From personal events (her parents’ deaths, a job loss) to universal cripplers (stress, worry), Coulter’s fresh anecdotes unearth the little daily markers of God’s love and care while staying rooted in Scripture. Her writings fuse the observational strength of Anne Lamott’s nonfiction with the warm delivery of Sue Monk Kidd’s devotional books and are sure to be passed around as tools of encouragement and faith strengthening among friends.
Chapters include “Used People,” “Deep Healing,” and “Nothing without Joy.”
Christians know the Psalm about living a happy life—”This is the day the Lord has made. Let us rejoice and be glad in it.” But it’s hard not to look around and be distracted by the fact that we are living in a broken, fallen world. Sometimes, there’s so much bad news coming from the media that it’s fair to ask: is there any other kind?
In Little Mercies, acclaimed essayist Lynn Coulter answers, “Yes, there is. There is some very Good News indeed, and it has a name. Jesus.”

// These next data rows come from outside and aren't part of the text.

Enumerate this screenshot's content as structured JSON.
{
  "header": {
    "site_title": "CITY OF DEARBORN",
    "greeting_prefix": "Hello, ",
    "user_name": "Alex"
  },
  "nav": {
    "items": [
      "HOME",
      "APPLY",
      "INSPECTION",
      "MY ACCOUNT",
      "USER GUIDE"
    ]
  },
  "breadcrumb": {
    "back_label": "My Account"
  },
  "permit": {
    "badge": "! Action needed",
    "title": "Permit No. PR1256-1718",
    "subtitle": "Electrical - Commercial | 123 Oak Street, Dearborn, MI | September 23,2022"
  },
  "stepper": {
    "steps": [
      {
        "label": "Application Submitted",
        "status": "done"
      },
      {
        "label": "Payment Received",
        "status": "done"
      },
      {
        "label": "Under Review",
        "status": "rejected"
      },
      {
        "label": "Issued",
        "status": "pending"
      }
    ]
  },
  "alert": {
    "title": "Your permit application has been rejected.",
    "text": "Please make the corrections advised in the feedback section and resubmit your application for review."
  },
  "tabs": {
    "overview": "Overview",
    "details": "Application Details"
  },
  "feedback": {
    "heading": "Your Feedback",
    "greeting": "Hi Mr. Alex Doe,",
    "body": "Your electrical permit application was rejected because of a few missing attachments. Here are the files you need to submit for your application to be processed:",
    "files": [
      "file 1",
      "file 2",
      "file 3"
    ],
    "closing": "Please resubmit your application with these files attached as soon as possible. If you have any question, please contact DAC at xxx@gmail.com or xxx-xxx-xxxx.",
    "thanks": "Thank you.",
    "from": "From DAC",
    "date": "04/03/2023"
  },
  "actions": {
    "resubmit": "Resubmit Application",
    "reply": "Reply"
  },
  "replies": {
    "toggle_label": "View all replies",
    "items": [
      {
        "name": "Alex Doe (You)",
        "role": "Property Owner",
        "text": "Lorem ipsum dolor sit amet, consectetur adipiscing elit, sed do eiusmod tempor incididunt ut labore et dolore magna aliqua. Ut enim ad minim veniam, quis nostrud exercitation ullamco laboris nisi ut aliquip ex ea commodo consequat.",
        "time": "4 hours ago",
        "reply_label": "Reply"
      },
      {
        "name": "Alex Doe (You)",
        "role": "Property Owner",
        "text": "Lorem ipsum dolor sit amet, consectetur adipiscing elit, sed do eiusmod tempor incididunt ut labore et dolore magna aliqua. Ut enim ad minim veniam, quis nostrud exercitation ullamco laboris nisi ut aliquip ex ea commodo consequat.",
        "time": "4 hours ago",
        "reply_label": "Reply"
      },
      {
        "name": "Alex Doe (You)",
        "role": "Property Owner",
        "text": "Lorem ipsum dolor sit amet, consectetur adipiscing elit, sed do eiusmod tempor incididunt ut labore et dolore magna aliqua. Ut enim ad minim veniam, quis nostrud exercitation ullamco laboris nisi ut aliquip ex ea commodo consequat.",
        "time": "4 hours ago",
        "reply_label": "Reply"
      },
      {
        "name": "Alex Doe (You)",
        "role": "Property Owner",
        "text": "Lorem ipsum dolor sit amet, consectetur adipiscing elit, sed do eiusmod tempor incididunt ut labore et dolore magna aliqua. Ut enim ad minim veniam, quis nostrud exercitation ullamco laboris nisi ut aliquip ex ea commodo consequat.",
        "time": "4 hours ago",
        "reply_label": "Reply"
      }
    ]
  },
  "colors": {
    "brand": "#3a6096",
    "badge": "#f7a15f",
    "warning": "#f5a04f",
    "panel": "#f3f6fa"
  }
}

Across sixteen thoroughly engaging chapters with titles like “Fly Fishing,” “Singing Behind the Plow,” and “Making Biscuits,” this talented writer reintroduces the reader to the grace-full God who is in the details, the One who appears when we simply dial down some of the noise that surrounds us.
“Little mercies are the earthworms that loosen the rock-hard soil in your garden; the laughter we hear coming from a playground; and a second chance at anything,” Coulter explains. “With practice, all of us can grow grateful hearts.”